What do you think about the initiative for a title shift from veterinary technician to veterinary nurse?
I love it. I’m definitely for it. I think it encourages people to grow. The program changed after I graduated, creating emphasis on certification.
I think of myself as part of a forgotten group. I started in the field making minimum wage and could not afford another program, which came with a second student loan. Often times those who are certified have a low opinion of vet techs who have been in the field for a while without certification. They have preconceived notions about why we lack certification. I’ve heard some ugly comments and it makes me sad. I have worked very hard to earn my title and expand my knowledge through continuing education courses. Now, I’m planning to certify through the AAHA Cedar Valley program.
What keeps you inspired?
It’s the clients, patients, and new technicians entering the field. I had a client whose 16-year-old kitty had gone missing. She lives on the outskirts of town where coyotes are a concern. She truly believed the cat was gone. One day she opened her door, and there was her cat, three months later. He was limping, his fur was matted, but he was alive. She brought him in right away. We worked slowly to clean him up. The owner took one look at that cat when she returned and started crying. She said she loved me and was so appreciative. When you make a difference for an animal or a person in that way, nothing feels better. It’s the little things that happen all day—the staff, the owners, the pets—it’s every interaction.
What’s the most challenging aspect of your job?
There are two things. First, cost of care. Veterinary care is becoming more expensive. We want to do good things for pets and we want to give pet owners a solid diagnosis. But, these things cost money. Some people ask how we can love animals and not treat pets for free. Unfortunately, as our expenses increase, so do costs for pet owners. Those conversations can be challenging.
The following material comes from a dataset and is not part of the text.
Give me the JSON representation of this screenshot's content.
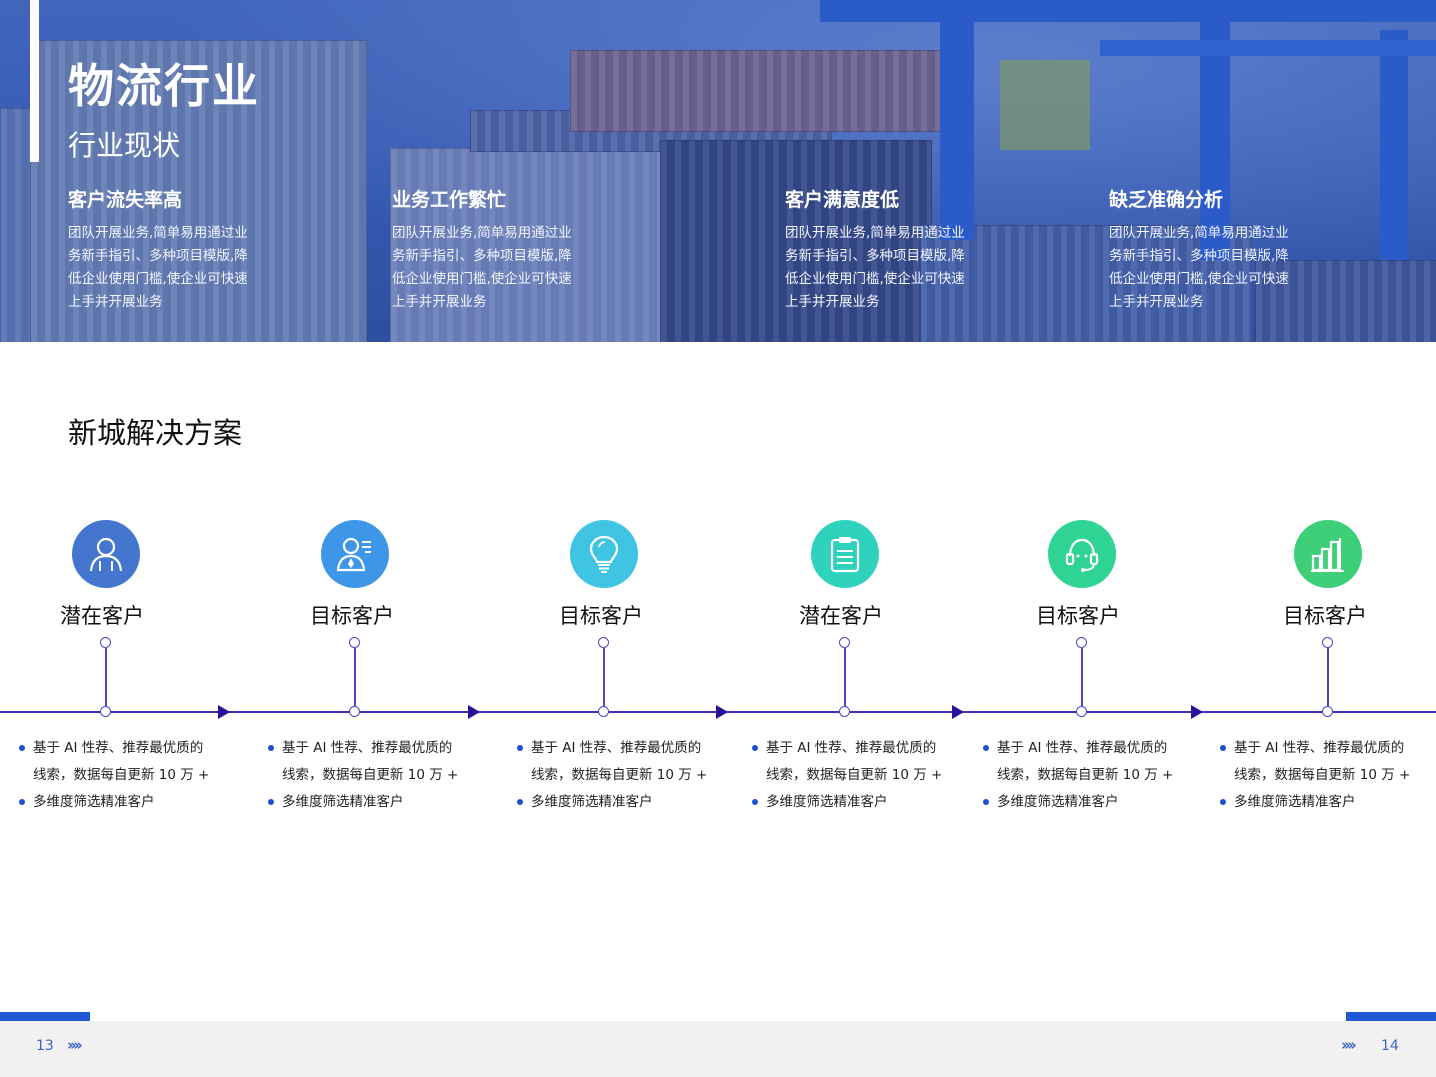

Secondly, staff training. Finding the support, time, and availability to mentor new technicians is challenging.
I want new technicians to get the support and mentorship I did not have at the beginning my career. They are the future of veterinary medicine. The time we invest now will impact their personal and professional success. It has to become a priority.
What do you think is the secret to your success?
I have gotten to know myself. I am aware of my reactions to things. I learned how to read body language and to establish healthy boundaries. It’s allowed me to grow as a technician. It’s important to recognize how you feel and understand how you will deal with those feelings. You have the power to change. I found the Facebook group Veterinary Support Staff Unleashed—the group connects me to likeminded souls, it’s a great way to find support.
I am most grateful to my husband. He has sacrificed losing me to long hours and exhaustion. He has wiped my tears and encouraged me from day one. I also hold a special place for the some staff at the Small Animal Clinic and a few others from a clinic I worked in previously. I wouldn’t be where I am today without them.